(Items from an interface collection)
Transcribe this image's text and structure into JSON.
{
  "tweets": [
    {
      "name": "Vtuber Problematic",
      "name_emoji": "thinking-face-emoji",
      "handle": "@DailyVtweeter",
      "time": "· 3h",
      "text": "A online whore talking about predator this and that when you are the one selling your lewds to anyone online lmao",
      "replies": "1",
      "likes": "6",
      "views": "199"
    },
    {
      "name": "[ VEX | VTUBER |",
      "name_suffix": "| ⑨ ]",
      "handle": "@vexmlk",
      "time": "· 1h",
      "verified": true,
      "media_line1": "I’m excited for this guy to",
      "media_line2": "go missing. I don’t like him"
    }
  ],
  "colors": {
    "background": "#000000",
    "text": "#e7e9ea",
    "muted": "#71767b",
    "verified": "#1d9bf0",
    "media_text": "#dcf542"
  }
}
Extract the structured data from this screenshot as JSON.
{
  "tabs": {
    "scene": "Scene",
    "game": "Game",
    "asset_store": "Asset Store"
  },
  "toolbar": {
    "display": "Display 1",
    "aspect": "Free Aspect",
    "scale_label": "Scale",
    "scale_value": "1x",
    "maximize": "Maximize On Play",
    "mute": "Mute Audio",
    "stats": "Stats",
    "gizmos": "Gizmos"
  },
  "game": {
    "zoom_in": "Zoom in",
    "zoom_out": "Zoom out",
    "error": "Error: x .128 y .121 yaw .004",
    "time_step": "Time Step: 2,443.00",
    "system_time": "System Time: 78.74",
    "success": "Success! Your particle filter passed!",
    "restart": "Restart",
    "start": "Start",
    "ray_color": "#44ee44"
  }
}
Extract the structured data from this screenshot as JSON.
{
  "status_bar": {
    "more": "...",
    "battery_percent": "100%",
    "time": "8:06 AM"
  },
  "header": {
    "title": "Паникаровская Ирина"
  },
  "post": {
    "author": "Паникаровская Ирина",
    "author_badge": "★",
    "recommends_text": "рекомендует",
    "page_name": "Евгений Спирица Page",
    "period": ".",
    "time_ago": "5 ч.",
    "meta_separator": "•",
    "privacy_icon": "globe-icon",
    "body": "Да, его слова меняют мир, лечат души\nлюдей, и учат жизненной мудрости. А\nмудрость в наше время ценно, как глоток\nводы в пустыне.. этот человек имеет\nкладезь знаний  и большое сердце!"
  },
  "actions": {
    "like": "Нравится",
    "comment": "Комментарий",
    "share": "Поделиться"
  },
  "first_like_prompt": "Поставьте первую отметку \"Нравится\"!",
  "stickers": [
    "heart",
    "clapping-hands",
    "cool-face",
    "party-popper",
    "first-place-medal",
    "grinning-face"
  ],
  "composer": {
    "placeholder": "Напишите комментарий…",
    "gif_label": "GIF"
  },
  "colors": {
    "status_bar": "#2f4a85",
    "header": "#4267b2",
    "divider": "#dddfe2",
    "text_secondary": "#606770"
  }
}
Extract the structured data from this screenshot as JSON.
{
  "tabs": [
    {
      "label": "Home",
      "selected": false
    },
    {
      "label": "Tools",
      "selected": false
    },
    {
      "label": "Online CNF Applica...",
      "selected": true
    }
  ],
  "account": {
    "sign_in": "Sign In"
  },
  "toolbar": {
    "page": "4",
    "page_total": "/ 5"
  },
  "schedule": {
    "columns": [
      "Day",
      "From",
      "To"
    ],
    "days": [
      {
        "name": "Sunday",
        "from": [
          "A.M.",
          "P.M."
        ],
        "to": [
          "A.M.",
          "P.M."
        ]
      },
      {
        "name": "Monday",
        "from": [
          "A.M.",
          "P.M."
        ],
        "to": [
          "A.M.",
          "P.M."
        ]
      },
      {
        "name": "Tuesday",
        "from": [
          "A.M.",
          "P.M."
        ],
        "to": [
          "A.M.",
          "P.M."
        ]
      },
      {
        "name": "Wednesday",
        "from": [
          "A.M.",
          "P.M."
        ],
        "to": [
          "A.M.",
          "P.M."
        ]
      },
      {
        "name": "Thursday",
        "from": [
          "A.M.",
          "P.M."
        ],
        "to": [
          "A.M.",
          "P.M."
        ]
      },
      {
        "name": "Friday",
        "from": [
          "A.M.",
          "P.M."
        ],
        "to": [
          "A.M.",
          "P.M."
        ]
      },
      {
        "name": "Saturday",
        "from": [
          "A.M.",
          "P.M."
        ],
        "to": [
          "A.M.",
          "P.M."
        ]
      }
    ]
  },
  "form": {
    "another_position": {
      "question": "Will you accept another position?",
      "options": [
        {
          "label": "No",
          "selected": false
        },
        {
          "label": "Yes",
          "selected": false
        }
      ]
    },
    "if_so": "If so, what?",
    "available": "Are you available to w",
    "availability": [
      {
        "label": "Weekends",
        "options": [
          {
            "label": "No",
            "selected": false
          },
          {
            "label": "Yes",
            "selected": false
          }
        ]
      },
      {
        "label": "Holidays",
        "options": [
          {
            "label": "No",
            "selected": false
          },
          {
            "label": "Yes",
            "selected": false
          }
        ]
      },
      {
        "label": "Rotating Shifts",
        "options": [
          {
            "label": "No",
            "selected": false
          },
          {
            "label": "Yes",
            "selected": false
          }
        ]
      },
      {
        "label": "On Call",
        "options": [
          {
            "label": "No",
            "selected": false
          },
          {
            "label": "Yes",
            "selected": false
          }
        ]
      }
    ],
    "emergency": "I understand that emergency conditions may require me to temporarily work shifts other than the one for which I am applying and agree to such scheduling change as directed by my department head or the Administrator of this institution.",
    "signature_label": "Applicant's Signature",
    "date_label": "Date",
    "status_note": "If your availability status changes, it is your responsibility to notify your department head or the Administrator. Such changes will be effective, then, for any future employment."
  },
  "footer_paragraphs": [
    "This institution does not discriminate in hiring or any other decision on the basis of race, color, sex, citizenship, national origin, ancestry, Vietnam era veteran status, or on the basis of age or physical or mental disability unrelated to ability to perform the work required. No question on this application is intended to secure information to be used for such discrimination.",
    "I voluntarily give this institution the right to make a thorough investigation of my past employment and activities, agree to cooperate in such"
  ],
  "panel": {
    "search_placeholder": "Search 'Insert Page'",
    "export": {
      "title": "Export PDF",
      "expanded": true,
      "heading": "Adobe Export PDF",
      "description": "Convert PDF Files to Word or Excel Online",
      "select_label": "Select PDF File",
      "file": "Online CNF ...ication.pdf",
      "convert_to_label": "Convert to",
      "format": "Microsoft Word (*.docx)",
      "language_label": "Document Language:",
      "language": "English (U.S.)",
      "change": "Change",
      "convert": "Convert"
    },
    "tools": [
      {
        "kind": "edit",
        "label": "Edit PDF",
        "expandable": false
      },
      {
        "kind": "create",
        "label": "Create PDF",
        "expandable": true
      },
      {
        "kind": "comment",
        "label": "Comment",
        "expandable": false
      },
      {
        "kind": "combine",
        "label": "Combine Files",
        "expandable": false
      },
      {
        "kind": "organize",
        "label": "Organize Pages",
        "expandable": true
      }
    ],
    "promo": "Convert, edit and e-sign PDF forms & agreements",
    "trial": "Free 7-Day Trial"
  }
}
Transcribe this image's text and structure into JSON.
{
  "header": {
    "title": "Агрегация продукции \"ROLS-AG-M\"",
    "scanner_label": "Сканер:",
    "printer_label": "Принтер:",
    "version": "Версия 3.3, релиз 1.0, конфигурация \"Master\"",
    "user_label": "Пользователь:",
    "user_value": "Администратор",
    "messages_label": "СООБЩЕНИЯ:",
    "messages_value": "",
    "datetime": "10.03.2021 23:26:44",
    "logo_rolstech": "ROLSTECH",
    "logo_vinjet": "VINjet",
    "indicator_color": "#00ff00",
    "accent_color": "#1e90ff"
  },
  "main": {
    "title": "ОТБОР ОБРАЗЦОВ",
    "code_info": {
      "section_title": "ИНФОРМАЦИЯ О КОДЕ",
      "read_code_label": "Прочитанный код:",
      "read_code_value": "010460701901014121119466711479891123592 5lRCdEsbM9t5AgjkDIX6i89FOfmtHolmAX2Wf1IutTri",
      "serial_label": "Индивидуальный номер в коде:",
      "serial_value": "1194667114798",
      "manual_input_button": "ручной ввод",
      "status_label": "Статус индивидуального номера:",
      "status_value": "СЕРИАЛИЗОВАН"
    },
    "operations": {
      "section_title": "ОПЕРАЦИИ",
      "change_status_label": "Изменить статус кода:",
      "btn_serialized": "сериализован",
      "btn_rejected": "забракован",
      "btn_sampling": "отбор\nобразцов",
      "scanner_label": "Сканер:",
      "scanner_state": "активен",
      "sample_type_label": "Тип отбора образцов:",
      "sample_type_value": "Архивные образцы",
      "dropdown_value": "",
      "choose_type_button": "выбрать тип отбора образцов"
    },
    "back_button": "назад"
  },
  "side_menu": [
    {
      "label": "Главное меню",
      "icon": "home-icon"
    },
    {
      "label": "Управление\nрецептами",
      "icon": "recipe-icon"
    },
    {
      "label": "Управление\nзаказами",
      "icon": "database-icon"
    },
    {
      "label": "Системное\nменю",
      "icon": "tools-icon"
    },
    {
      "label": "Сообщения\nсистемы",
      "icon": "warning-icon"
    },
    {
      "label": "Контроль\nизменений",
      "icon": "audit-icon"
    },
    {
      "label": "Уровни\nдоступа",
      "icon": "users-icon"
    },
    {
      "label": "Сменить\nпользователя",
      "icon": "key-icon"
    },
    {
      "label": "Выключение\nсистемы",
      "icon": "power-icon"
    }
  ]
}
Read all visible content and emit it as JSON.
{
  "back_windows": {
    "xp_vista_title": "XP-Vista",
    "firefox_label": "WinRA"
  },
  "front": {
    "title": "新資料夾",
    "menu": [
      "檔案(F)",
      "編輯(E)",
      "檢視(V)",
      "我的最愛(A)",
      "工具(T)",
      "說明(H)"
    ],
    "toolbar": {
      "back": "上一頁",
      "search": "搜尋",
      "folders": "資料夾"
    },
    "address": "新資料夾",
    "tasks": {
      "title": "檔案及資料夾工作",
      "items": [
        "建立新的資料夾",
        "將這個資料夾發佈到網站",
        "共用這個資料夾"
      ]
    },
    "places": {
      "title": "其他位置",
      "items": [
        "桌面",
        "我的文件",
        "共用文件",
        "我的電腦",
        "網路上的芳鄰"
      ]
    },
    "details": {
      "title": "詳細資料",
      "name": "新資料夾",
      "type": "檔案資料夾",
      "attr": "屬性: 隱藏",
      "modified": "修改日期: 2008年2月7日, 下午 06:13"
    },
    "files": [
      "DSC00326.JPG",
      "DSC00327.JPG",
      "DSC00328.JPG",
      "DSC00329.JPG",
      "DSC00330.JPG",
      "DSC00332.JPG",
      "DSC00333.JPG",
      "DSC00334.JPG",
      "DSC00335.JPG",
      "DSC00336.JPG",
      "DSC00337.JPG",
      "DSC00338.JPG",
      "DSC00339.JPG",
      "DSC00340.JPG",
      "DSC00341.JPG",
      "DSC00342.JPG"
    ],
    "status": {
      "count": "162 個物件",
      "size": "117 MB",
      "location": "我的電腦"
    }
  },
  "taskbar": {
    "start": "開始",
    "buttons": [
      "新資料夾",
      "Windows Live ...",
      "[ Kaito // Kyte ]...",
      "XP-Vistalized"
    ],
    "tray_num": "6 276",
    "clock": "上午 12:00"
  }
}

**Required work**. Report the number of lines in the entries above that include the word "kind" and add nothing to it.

**Your response**. 5